I’ve just watched the movie version of Um Copo de Cólera, by Raduan Nassar.
It was painful to see the the way it was put to film, the shallow attempt to translate the strength of the book into something different. At some points i could not stand it and walked away.
The mess of feelings in the book was turned into a stupid story intermingled with some reciting of book passages. And the story part was made into classy porn. The actors are laughing during the bitter discussions their characters stage. The two have twisted and very scholastic arguments, but the actors do not even come close to resembling having just thought those things in the heat of the moment. They actually sound like someone proud to be using words of such sophistication.
One of the strengths of the book is exactly presenting the internal life of the guy (and not, ever, the girl) very richly and viscerally. How to do that in a film? It is assumed, mostly, that in a book everything is, by default, part of the inner life: a thought, a perception, a feeling. In the film just the contrary seem to be true, as everything is assumed to be a faithful depiction of reality. Everyone knows that there are countless tricks one can do with a camera to produce images that do not actually exist, and that words can be objective and matter-of-fact, but it’s like those are ways to bend the internal tendencies of each media. That except in cases where something is explicitly stating that it is not the case, the viewer can safely bet that the movie is being objective and the book subjective.
How to make inner life in film? This movie’s answer seem to be monologue with a different background intermingled with the story. In a way it works, it transmits the message, but i still think that it has no depth, that it is a poor alternative. The brief instant in the movie where the guy is chasing the ants shows a different approach, a shot from under his chin while he is making a (passable) enraged face, and running.
It is much less obvious. And it also has richer readings. Somehow, it seems to me that words on a page accept more readings than the exact same words read aloud with a specific background and an actor with facial expression and tone of voice.
Maybe that is what bugs me in the way this movie tries to convey the inner lives of the characters — it can only be read one way.

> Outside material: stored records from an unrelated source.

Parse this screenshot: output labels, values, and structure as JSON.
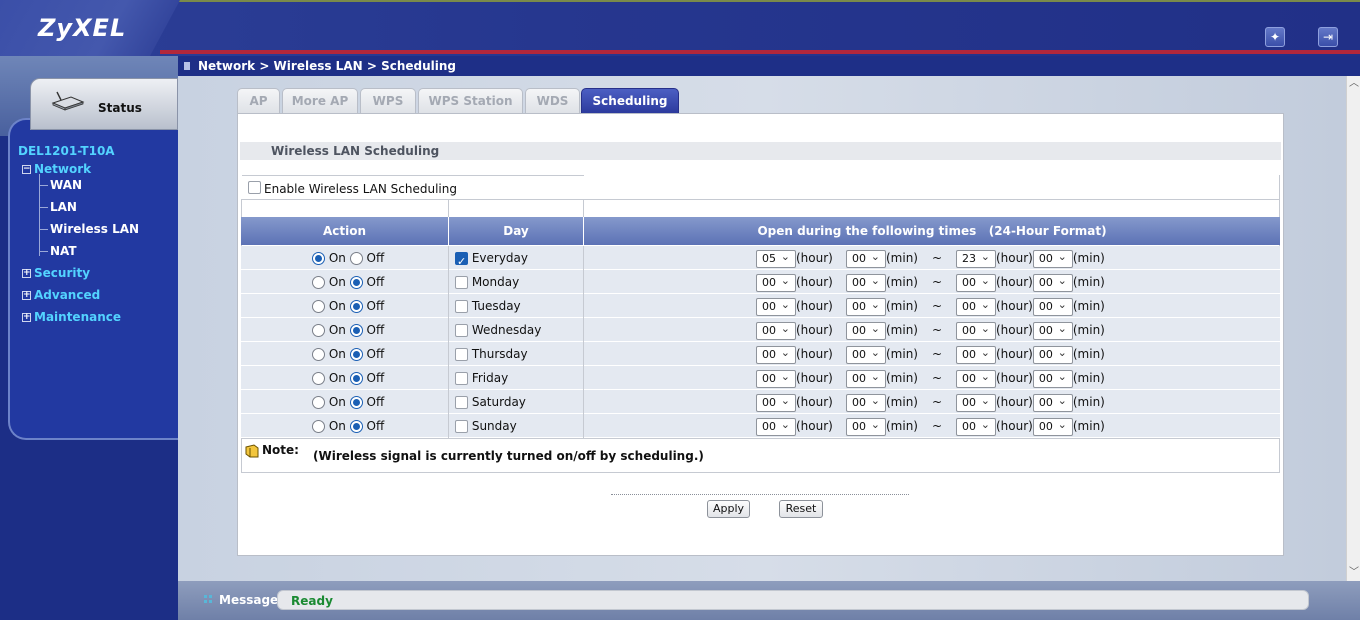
{
  "brand": {
    "logo": "ZyXEL"
  },
  "header": {
    "icons": [
      "wizard-icon",
      "logout-icon"
    ]
  },
  "sidebar": {
    "status_label": "Status",
    "device": "DEL1201-T10A",
    "network": "Network",
    "network_items": [
      "WAN",
      "LAN",
      "Wireless LAN",
      "NAT"
    ],
    "security": "Security",
    "advanced": "Advanced",
    "maintenance": "Maintenance"
  },
  "breadcrumb": "Network > Wireless LAN > Scheduling",
  "tabs": [
    "AP",
    "More AP",
    "WPS",
    "WPS Station",
    "WDS",
    "Scheduling"
  ],
  "active_tab": "Scheduling",
  "section": {
    "title": "Wireless LAN Scheduling",
    "enable_label": "Enable Wireless LAN Scheduling",
    "enable_checked": false
  },
  "table": {
    "headers": {
      "action": "Action",
      "day": "Day",
      "times": "Open during the following times   (24-Hour Format)"
    },
    "labels": {
      "on": "On",
      "off": "Off",
      "hour": "(hour)",
      "min": "(min)",
      "tilde": "~"
    },
    "rows": [
      {
        "day": "Everyday",
        "checked": true,
        "action": "On",
        "start_h": "05",
        "start_m": "00",
        "end_h": "23",
        "end_m": "00"
      },
      {
        "day": "Monday",
        "checked": false,
        "action": "Off",
        "start_h": "00",
        "start_m": "00",
        "end_h": "00",
        "end_m": "00"
      },
      {
        "day": "Tuesday",
        "checked": false,
        "action": "Off",
        "start_h": "00",
        "start_m": "00",
        "end_h": "00",
        "end_m": "00"
      },
      {
        "day": "Wednesday",
        "checked": false,
        "action": "Off",
        "start_h": "00",
        "start_m": "00",
        "end_h": "00",
        "end_m": "00"
      },
      {
        "day": "Thursday",
        "checked": false,
        "action": "Off",
        "start_h": "00",
        "start_m": "00",
        "end_h": "00",
        "end_m": "00"
      },
      {
        "day": "Friday",
        "checked": false,
        "action": "Off",
        "start_h": "00",
        "start_m": "00",
        "end_h": "00",
        "end_m": "00"
      },
      {
        "day": "Saturday",
        "checked": false,
        "action": "Off",
        "start_h": "00",
        "start_m": "00",
        "end_h": "00",
        "end_m": "00"
      },
      {
        "day": "Sunday",
        "checked": false,
        "action": "Off",
        "start_h": "00",
        "start_m": "00",
        "end_h": "00",
        "end_m": "00"
      }
    ]
  },
  "note": {
    "label": "Note:",
    "text": "(Wireless signal is currently turned on/off by scheduling.)"
  },
  "buttons": {
    "apply": "Apply",
    "reset": "Reset"
  },
  "statusbar": {
    "label": "Message",
    "value": "Ready"
  },
  "colors": {
    "header": "#26378f",
    "accent_red": "#b2273b",
    "tab_active": "#2c3a9d",
    "tree_link": "#53d3ff",
    "ready": "#1a8a32"
  }
}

Then again, stating a clear message is not a bad thing.The advantage of the text cannot be that it expresses less, therefore leaving more to the imagination. Just to the contrary, it must be that it expresses more, having a richer reading.
Otherwise, a book would be better than it’s film version to smart persons and worse to dumb ones, for the dumb ones would only fill the blanks with garbage. But the fact is that the book is generally considered better even by dumb people — those dumbs prefer the film in that they do not have the stamina to finish the book, but once one does finish the book, even not having an ounce of imagination in their whole being, he prefers the book.
But in what sense do a movie (which has a face, a tone of voice, a specific light condition, a haircut to the character, patterns in the clothes, and all those things we see even if we do not notice) can be said to express less than a book?
That has gotten seriously out of hand, as i was trying to make only a review of the movie, and i will not delve deeper onto that for now, but this one is a very interesting question.
The acting was, to my opinion, soapy (and Globo-esque). I do not dislike Julia Lemmertz (though i fear i cannot say the same for Alexandre Borges), but their performances lacked transparency in the typographical sense — it attracted attention to the performance itself, not to the story being performed.
Finally, i saw the movie in a TV show called “women in movies”, but to me the story is strictly about a man, it is told in his point of view, and the woman in there is what-is-not-the-man, rather than being a movie about a woman.
I will admit that much of my distaste might come from an unjustifiable purism, but i hated the movie version of Um Copo de Cólera.